Active Surveillance (AS) is a much better form of watchful waiting, though many of us use the terms interchangeably. Basically, AS is open to men with truly low-risk diseased, determined after careful assessment, and usually involves a follow-up biopsy at about the first and second year points to confirm that the patient is on a good course. Of course, there is other monitoring, particularly with PSA tests, which are highly meaningful for case monitoring, with a very small chance for being misleading if a man has a Gleason 6 cancer. The goal is to defer major therapy like surgery or radiation, hopefully forever but at least gaining a few to more years with your current quality of life, and keeping the option for cure wide open by jumping on the disease promptly and with high and proven effectiveness if it proves more aggressive than was thought. That hidden aggressiveness and need for curative therapy happen roughly one third of the time. But, it's looking like about two thirds of the patients do not need therapy!!!
Fortunately for you and your husband, the man who is arguably the world's leader in AS is Dr. Laurence Klotz, who leads his AS program at the U. of Toronto, Sunnybrook, a couple of hours from you. You might want to have a consultation there, or at least try to talk to his office by phone. That one higher risk indicator - the location of the cancer in the apex, along with your husband's young age, might suggest to the AS team that your husband would run too high a risk as an AS patient. At least a consultation would enable you to rule AS in or out as a reasonable option.
Both AS and one-time advanced hormonal therapy would also gain you and your husband TIME - time to enjoy your current quality of life and freedom from the burdens of care for any consequences of therapy, and time for therapy technologies, knowledge of lifestyle countermeasures, and mild medications to improve. These are not small considerations; to me they are big deal items.

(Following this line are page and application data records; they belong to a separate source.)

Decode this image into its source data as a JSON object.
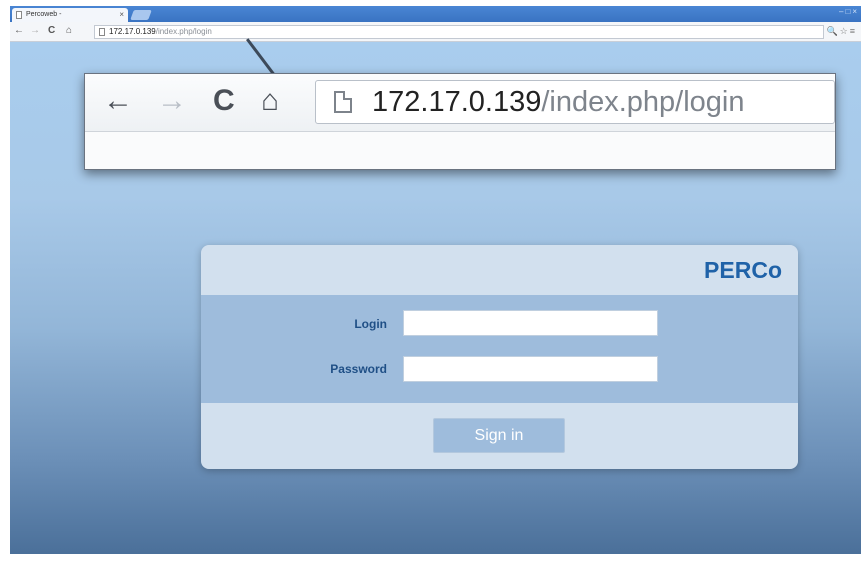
{
  "browser": {
    "tab_title": "Percoweb -",
    "tab_close": "×",
    "window_controls": "–□×",
    "nav": {
      "back": "←",
      "forward": "→",
      "reload": "C",
      "home": "⌂"
    },
    "url_host": "172.17.0.139",
    "url_path": "/index.php/login",
    "right_icons": "🔍☆≡"
  },
  "callout": {
    "back": "←",
    "forward": "→",
    "reload": "C",
    "home": "⌂",
    "url_host": "172.17.0.139",
    "url_path": "/index.php/login"
  },
  "login": {
    "brand": "PERCo",
    "login_label": "Login",
    "login_value": "",
    "password_label": "Password",
    "password_value": "",
    "submit_label": "Sign in"
  },
  "colors": {
    "brand": "#1f62a8",
    "label": "#1f4f86",
    "panel_light": "#d2e0ee",
    "panel_mid": "#9ebcdc"
  }
}
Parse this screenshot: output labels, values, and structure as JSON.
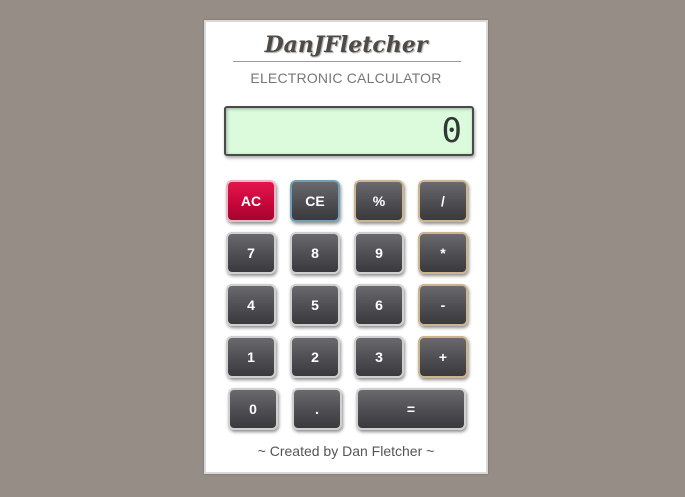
{
  "header": {
    "brand": "DanJFletcher",
    "subtitle": "ELECTRONIC CALCULATOR"
  },
  "display": {
    "value": "0"
  },
  "keys": {
    "ac": "AC",
    "ce": "CE",
    "percent": "%",
    "divide": "/",
    "seven": "7",
    "eight": "8",
    "nine": "9",
    "multiply": "*",
    "four": "4",
    "five": "5",
    "six": "6",
    "minus": "-",
    "one": "1",
    "two": "2",
    "three": "3",
    "plus": "+",
    "zero": "0",
    "decimal": ".",
    "equals": "="
  },
  "footer": {
    "credit": "~ Created by Dan Fletcher ~"
  },
  "colors": {
    "page_background": "#968d87",
    "display_background": "#dbfbdc",
    "ac_button": "#c8073a",
    "button": "#4e4d52"
  }
}
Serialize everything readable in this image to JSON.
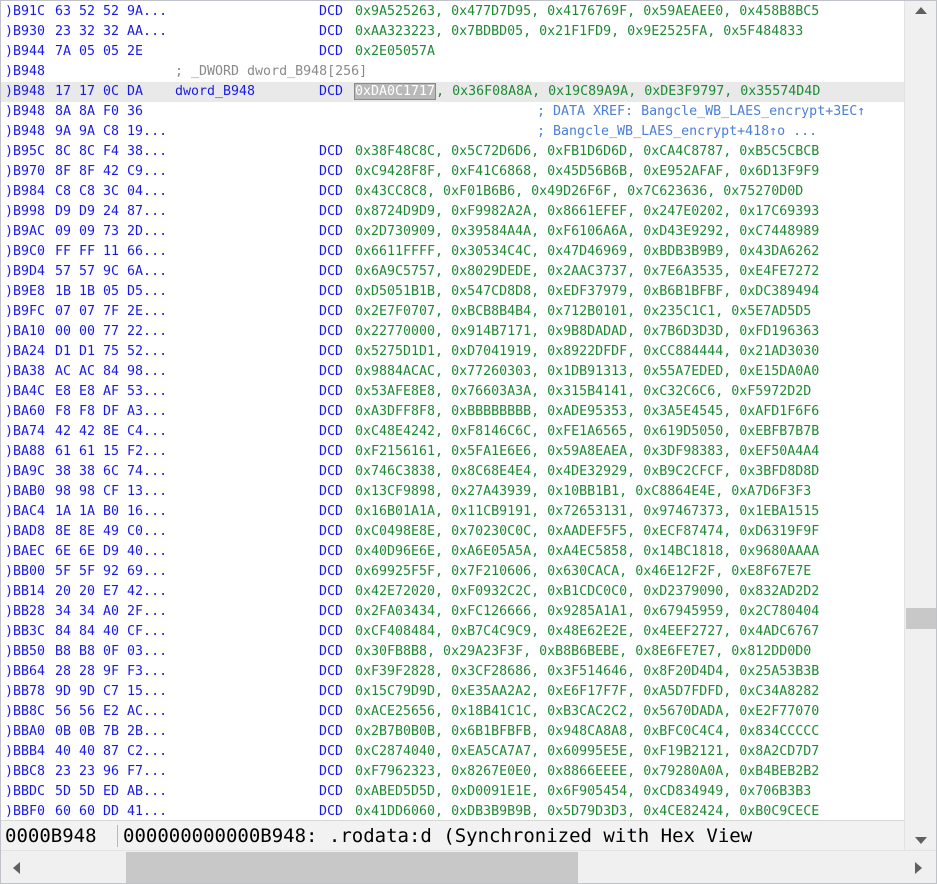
{
  "listing": {
    "rows": [
      {
        "addr": ")B91C",
        "bytes": "63 52 52 9A...",
        "mnem": "DCD",
        "ops": "0x9A525263, 0x477D7D95, 0x4176769F, 0x59AEAEE0, 0x458B8BC5"
      },
      {
        "addr": ")B930",
        "bytes": "23 32 32 AA...",
        "mnem": "DCD",
        "ops": "0xAA323223, 0x7BDBD05, 0x21F1FD9, 0x9E2525FA, 0x5F484833"
      },
      {
        "addr": ")B944",
        "bytes": "7A 05 05 2E",
        "mnem": "DCD",
        "ops": "0x2E05057A"
      },
      {
        "addr": ")B948",
        "comment": "; _DWORD dword_B948[256]"
      },
      {
        "addr": ")B948",
        "bytes": "17 17 0C DA",
        "name": "dword_B948",
        "mnem": "DCD",
        "sel": "0xDA0C1717",
        "ops_rest": ", 0x36F08A8A, 0x19C89A9A, 0xDE3F9797, 0x35574D4D",
        "current": true
      },
      {
        "addr": ")B948",
        "bytes": "8A 8A F0 36",
        "xref": "; DATA XREF: Bangcle_WB_LAES_encrypt+3EC↑"
      },
      {
        "addr": ")B948",
        "bytes": "9A 9A C8 19...",
        "xref": "; Bangcle_WB_LAES_encrypt+418↑o ..."
      },
      {
        "addr": ")B95C",
        "bytes": "8C 8C F4 38...",
        "mnem": "DCD",
        "ops": "0x38F48C8C, 0x5C72D6D6, 0xFB1D6D6D, 0xCA4C8787, 0xB5C5CBCB"
      },
      {
        "addr": ")B970",
        "bytes": "8F 8F 42 C9...",
        "mnem": "DCD",
        "ops": "0xC9428F8F, 0xF41C6868, 0x45D56B6B, 0xE952AFAF, 0x6D13F9F9"
      },
      {
        "addr": ")B984",
        "bytes": "C8 C8 3C 04...",
        "mnem": "DCD",
        "ops": "0x43CC8C8, 0xF01B6B6, 0x49D26F6F, 0x7C623636, 0x75270D0D"
      },
      {
        "addr": ")B998",
        "bytes": "D9 D9 24 87...",
        "mnem": "DCD",
        "ops": "0x8724D9D9, 0xF9982A2A, 0x8661EFEF, 0x247E0202, 0x17C69393"
      },
      {
        "addr": ")B9AC",
        "bytes": "09 09 73 2D...",
        "mnem": "DCD",
        "ops": "0x2D730909, 0x39584A4A, 0xF6106A6A, 0xD43E9292, 0xC7448989"
      },
      {
        "addr": ")B9C0",
        "bytes": "FF FF 11 66...",
        "mnem": "DCD",
        "ops": "0x6611FFFF, 0x30534C4C, 0x47D46969, 0xBDB3B9B9, 0x43DA6262"
      },
      {
        "addr": ")B9D4",
        "bytes": "57 57 9C 6A...",
        "mnem": "DCD",
        "ops": "0x6A9C5757, 0x8029DEDE, 0x2AAC3737, 0x7E6A3535, 0xE4FE7272"
      },
      {
        "addr": ")B9E8",
        "bytes": "1B 1B 05 D5...",
        "mnem": "DCD",
        "ops": "0xD5051B1B, 0x547CD8D8, 0xEDF37979, 0xB6B1BFBF, 0xDC389494"
      },
      {
        "addr": ")B9FC",
        "bytes": "07 07 7F 2E...",
        "mnem": "DCD",
        "ops": "0x2E7F0707, 0xBCB8B4B4, 0x712B0101, 0x235C1C1, 0x5E7AD5D5"
      },
      {
        "addr": ")BA10",
        "bytes": "00 00 77 22...",
        "mnem": "DCD",
        "ops": "0x22770000, 0x914B7171, 0x9B8DADAD, 0x7B6D3D3D, 0xFD196363"
      },
      {
        "addr": ")BA24",
        "bytes": "D1 D1 75 52...",
        "mnem": "DCD",
        "ops": "0x5275D1D1, 0xD7041919, 0x8922DFDF, 0xCC884444, 0x21AD3030"
      },
      {
        "addr": ")BA38",
        "bytes": "AC AC 84 98...",
        "mnem": "DCD",
        "ops": "0x9884ACAC, 0x77260303, 0x1DB91313, 0x55A7EDED, 0xE15DA0A0"
      },
      {
        "addr": ")BA4C",
        "bytes": "E8 E8 AF 53...",
        "mnem": "DCD",
        "ops": "0x53AFE8E8, 0x76603A3A, 0x315B4141, 0xC32C6C6, 0xF5972D2D"
      },
      {
        "addr": ")BA60",
        "bytes": "F8 F8 DF A3...",
        "mnem": "DCD",
        "ops": "0xA3DFF8F8, 0xBBBBBBBB, 0xADE95353, 0x3A5E4545, 0xAFD1F6F6"
      },
      {
        "addr": ")BA74",
        "bytes": "42 42 8E C4...",
        "mnem": "DCD",
        "ops": "0xC48E4242, 0xF8146C6C, 0xFE1A6565, 0x619D5050, 0xEBFB7B7B"
      },
      {
        "addr": ")BA88",
        "bytes": "61 61 15 F2...",
        "mnem": "DCD",
        "ops": "0xF2156161, 0x5FA1E6E6, 0x59A8EAEA, 0x3DF98383, 0xEF50A4A4"
      },
      {
        "addr": ")BA9C",
        "bytes": "38 38 6C 74...",
        "mnem": "DCD",
        "ops": "0x746C3838, 0x8C68E4E4, 0x4DE32929, 0xB9C2CFCF, 0x3BFD8D8D"
      },
      {
        "addr": ")BAB0",
        "bytes": "98 98 CF 13...",
        "mnem": "DCD",
        "ops": "0x13CF9898, 0x27A43939, 0x10BB1B1, 0xC8864E4E, 0xA7D6F3F3"
      },
      {
        "addr": ")BAC4",
        "bytes": "1A 1A B0 16...",
        "mnem": "DCD",
        "ops": "0x16B01A1A, 0x11CB9191, 0x72653131, 0x97467373, 0x1EBA1515"
      },
      {
        "addr": ")BAD8",
        "bytes": "8E 8E 49 C0...",
        "mnem": "DCD",
        "ops": "0xC0498E8E, 0x70230C0C, 0xAADEF5F5, 0xECF87474, 0xD6319F9F"
      },
      {
        "addr": ")BAEC",
        "bytes": "6E 6E D9 40...",
        "mnem": "DCD",
        "ops": "0x40D96E6E, 0xA6E05A5A, 0xA4EC5858, 0x14BC1818, 0x9680AAAA"
      },
      {
        "addr": ")BB00",
        "bytes": "5F 5F 92 69...",
        "mnem": "DCD",
        "ops": "0x69925F5F, 0x7F210606, 0x630CACA, 0x46E12F2F, 0xE8F67E7E"
      },
      {
        "addr": ")BB14",
        "bytes": "20 20 E7 42...",
        "mnem": "DCD",
        "ops": "0x42E72020, 0xF0932C2C, 0xB1CDC0C0, 0xD2379090, 0x832AD2D2"
      },
      {
        "addr": ")BB28",
        "bytes": "34 34 A0 2F...",
        "mnem": "DCD",
        "ops": "0x2FA03434, 0xFC126666, 0x9285A1A1, 0x67945959, 0x2C780404"
      },
      {
        "addr": ")BB3C",
        "bytes": "84 84 40 CF...",
        "mnem": "DCD",
        "ops": "0xCF408484, 0xB7C4C9C9, 0x48E62E2E, 0x4EEF2727, 0x4ADC6767"
      },
      {
        "addr": ")BB50",
        "bytes": "B8 B8 0F 03...",
        "mnem": "DCD",
        "ops": "0x30FB8B8, 0x29A23F3F, 0xB8B6BEBE, 0x8E6FE7E7, 0x812DD0D0"
      },
      {
        "addr": ")BB64",
        "bytes": "28 28 9F F3...",
        "mnem": "DCD",
        "ops": "0xF39F2828, 0x3CF28686, 0x3F514646, 0x8F20D4D4, 0x25A53B3B"
      },
      {
        "addr": ")BB78",
        "bytes": "9D 9D C7 15...",
        "mnem": "DCD",
        "ops": "0x15C79D9D, 0xE35AA2A2, 0xE6F17F7F, 0xA5D7FDFD, 0xC34A8282"
      },
      {
        "addr": ")BB8C",
        "bytes": "56 56 E2 AC...",
        "mnem": "DCD",
        "ops": "0xACE25656, 0x18B41C1C, 0xB3CAC2C2, 0x5670DADA, 0xE2F77070"
      },
      {
        "addr": ")BBA0",
        "bytes": "0B 0B 7B 2B...",
        "mnem": "DCD",
        "ops": "0x2B7B0B0B, 0x6B1BFBFB, 0x948CA8A8, 0xBFC0C4C4, 0x834CCCCC"
      },
      {
        "addr": ")BBB4",
        "bytes": "40 40 87 C2...",
        "mnem": "DCD",
        "ops": "0xC2874040, 0xEA5CA7A7, 0x60995E5E, 0xF19B2121, 0x8A2CD7D7"
      },
      {
        "addr": ")BBC8",
        "bytes": "23 23 96 F7...",
        "mnem": "DCD",
        "ops": "0xF7962323, 0x8267E0E0, 0x8866EEEE, 0x79280A0A, 0xB4BEB2B2"
      },
      {
        "addr": ")BBDC",
        "bytes": "5D 5D ED AB...",
        "mnem": "DCD",
        "ops": "0xABED5D5D, 0xD0091E1E, 0x6F905454, 0xCD834949, 0x706B3B3"
      },
      {
        "addr": ")BBF0",
        "bytes": "60 60 DD 41...",
        "mnem": "DCD",
        "ops": "0x41DD6060, 0xDB3B9B9B, 0x5D79D3D3, 0x4CE82424, 0xB0C9CECE"
      }
    ]
  },
  "status": {
    "position": "0000B948",
    "location": "000000000000B948: .rodata:d (Synchronized with Hex View"
  },
  "colors": {
    "address": "#1a1ae6",
    "operand": "#1f8a34",
    "comment": "#8a8a8a",
    "xref": "#4c7fd6",
    "current_line": "#e9e9e9"
  }
}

This is already getting quite long, and you are already tired of reading about PC. But I want to add one more point - something you can do now to help your husband. It appears that lifestyle tactics - diet/nutrition/supplements, exercise (especially including strength exercise) and stress reduction (not so easy after a diagnosis, but possible), and mild medications (finasteride or Avodart), help control prostate cancer, especially for low-risk cases. Research results are mixed and somewhat confusing, but we now have a fair idea of fairly easy tactics that can help. Vitamin D3 is highly likely to be important for most of us, especially for those who live as far north as you and your husband do; related to vitamin D3, he should probably get a Bone Mineral Density scan (not for cancer, for bone density) and a 25-hydroxy vitamin D level blood test. There are several books on lifestyle tactics; the one I like best (very easy to read), is "Beating Prostate Cancer: Hormonal Therapy & Diet," by Dr. Charles "Snuffy" Myers. I've posted some highlight information in a thread on this board: "Nutrition & lifestyletactics - books, resources and a quick summary." I've also posted information about lycopene, soy, pomogranate juice/extract pills, selenium, and vitamin E. Finasteride is now available (a generic version of Proscar), and it's sister drug is the widely advertized Avodart. It appears that both are somewhat useful in combatting prostate cancer.
Good luck to you both, and keep your spirits up!